by Katherine Gotthardt, M.Ed.
Let’s talk about what happens when you’re motivated by anger.
One day, a king invited his enemy to a banquet at his castle. “Let’s make peace,” he said. “Come and celebrate my eldest son’s birthday with us.”
His enemy agreed, not knowing if the king truly had intentions of making peace, but he figured it would be worth the try.
In actuality, the king intended to poison his enemy at the banquet and show his young son how enemies were to be dealt with.
As they sat at the table, the king poured drinks himself and directed the servants to pass them around in such a way that his enemy received the poisoned drink. When it came time to toast, the enemy stood up, raised his goblet and said, “A toast – to our newfound peace and to this boy who will be a man someday. Boy, give me your goblet. Let us drink from the same brew your father has poured for me. We will share our drinks just as our kingdoms will share peace.”
The father, horrified, stood and said, “No. Share your drink with me instead, as the boy has not been part of our feud. Come, I insist.”
“Noble king,” said the enemy, “what a grand idea. I shall instead share it with both, to ensure peace now and for future generations.”
The enemy then poured some of his poisoned drink into the boy’s cup and the king’s cup.
“At toast to peace!” cried the enemy, raising his goblet and smiling.
“To peace!” shouted the guests.

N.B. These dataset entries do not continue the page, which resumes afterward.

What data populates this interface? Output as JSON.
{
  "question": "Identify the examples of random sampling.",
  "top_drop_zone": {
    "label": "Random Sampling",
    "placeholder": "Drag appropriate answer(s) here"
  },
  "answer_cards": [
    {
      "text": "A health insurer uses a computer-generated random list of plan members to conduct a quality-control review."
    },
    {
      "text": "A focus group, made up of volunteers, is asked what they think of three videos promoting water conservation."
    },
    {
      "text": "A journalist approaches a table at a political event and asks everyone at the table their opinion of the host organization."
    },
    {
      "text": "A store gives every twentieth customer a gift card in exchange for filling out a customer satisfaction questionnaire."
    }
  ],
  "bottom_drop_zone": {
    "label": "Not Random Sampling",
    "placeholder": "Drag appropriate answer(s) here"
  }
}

And that’s where the story ends. You see, it doesn’t matter whether the king or the boy or the enemy drank the poisoned drink. If they didn’t all drink together, the enemy would become suspicious and remain untrusting, forever inhibiting true peace. If the king drank and died, the kingdom would fall into ruin. If the king said nothing and just pretended to drink, at the very least, his son would die. And if he admitted to poisoning the drink, war would surely ensue.
That’s what anger does. While it might poison your enemy (real or imagined), it also poisons those you love and yourself. While you might not drop dead at a banquet table, you most certainly cannot live your best life if your motivations are rooted in anger.

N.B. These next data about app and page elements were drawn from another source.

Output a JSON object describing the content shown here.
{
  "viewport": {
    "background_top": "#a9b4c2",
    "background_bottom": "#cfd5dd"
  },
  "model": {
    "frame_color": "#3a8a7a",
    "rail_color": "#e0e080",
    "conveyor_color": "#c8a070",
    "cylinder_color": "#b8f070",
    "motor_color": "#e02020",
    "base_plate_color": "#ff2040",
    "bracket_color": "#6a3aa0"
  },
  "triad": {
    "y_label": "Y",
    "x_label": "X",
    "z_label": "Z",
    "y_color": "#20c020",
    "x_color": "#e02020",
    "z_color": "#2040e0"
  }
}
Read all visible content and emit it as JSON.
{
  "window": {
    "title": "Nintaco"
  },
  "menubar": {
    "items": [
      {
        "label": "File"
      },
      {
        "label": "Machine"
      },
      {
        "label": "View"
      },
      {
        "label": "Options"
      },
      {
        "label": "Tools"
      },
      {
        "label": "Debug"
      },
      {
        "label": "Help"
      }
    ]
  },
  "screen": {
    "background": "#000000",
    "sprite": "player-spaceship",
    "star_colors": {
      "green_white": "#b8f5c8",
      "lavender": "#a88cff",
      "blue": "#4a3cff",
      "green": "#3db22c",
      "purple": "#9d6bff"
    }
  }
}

I once heard that anger is a secondary emotion, the result of combined, deeper emotions like fear mixed with hurt or hurt mixed with sadness. Anger is a manifestation of those emotions and the situations that caused them. Anger is a demonstration that whatever created the initial emotions has not been resolved.

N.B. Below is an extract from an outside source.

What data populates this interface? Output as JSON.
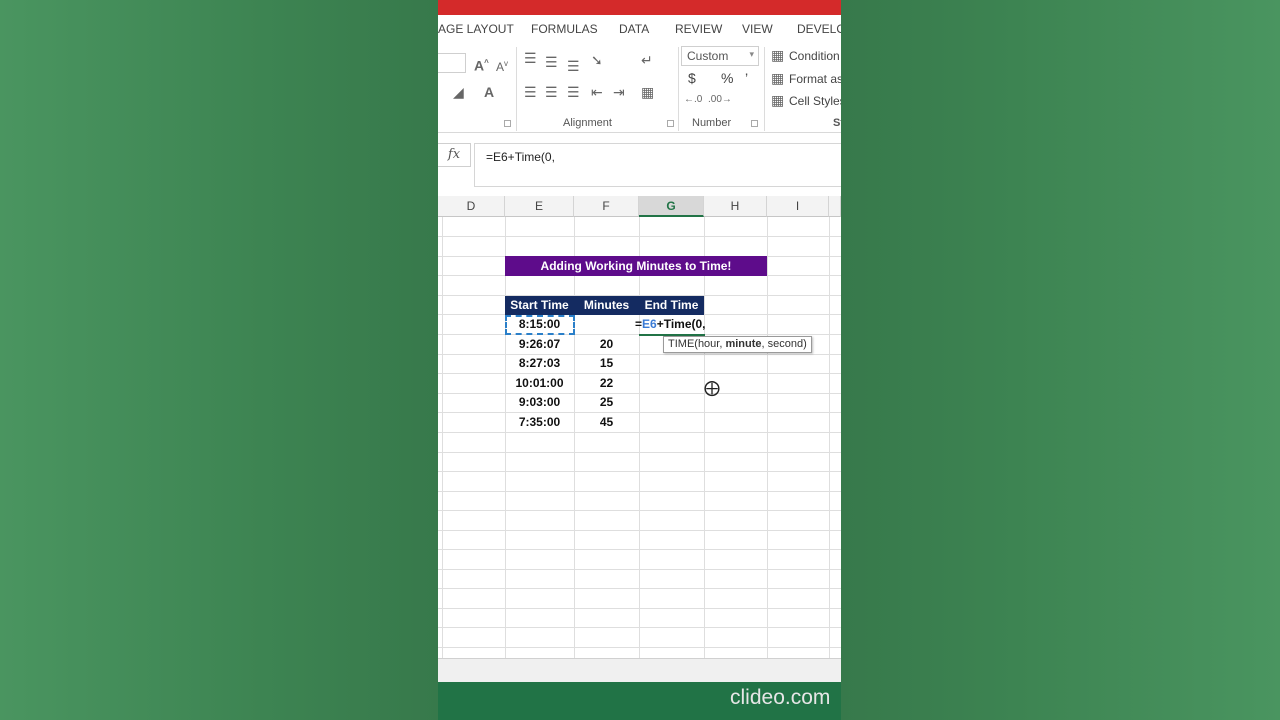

In most instances, I’ve found this to be true. I’ve also found it to be true that if we nurture our anger and use it as motivation, that motivation can be powerful. But anger, by definition, is a negative. The Oxford dictionary says anger is “a strong feeling of annoyance, displeasure, or hostility.” Unless anger is addressed at its base level, the level of those underlying combinations of emotions, it remains a destructive force.
So how do you ensure anger doesn’t kill you and those around you? Writer and community leader Cindy Brookshire has a system. She says, “Resentment comes from something you think you didn’t get in the past. Anger comes from something you think you’re not getting now. Fear come from something you think you’re not going to get in the future. Deal with your feelings.” She suggests doing this:
- Write down your feelings.
- Deal with them, even if you need help from someone else.
- Write down the things that make you feel angry.
- Burn the paper in something contained, like a fire pit.
- Whatever issues make you angry, perform one positive action each day to resolve those issues.
Once you do this and anger is no longer in the mix, you’ll discover your motivations are a lot less muddy and you can get on with your life. You’ll become happier, as will those around you. And as a result, you’ll become inspired to continue that upward momentum towards the positive and reaching your goals. New doors will open, revelations will unfold and you will find yourself evolving.
a goblet of poison
to my grey enemy,
his fingers quietly closing
around the stone base,
touching my own.
How the chill runs through.
“No, you take the first sip.”
And I, foolish,
raise it to my lips,
pretend to drink and swallow.
“More,” says my enemy.
“You’ve not had enough.
Pour it in like you mean it.
I’m sure you can get a refill.
Am I right?”
Until next time,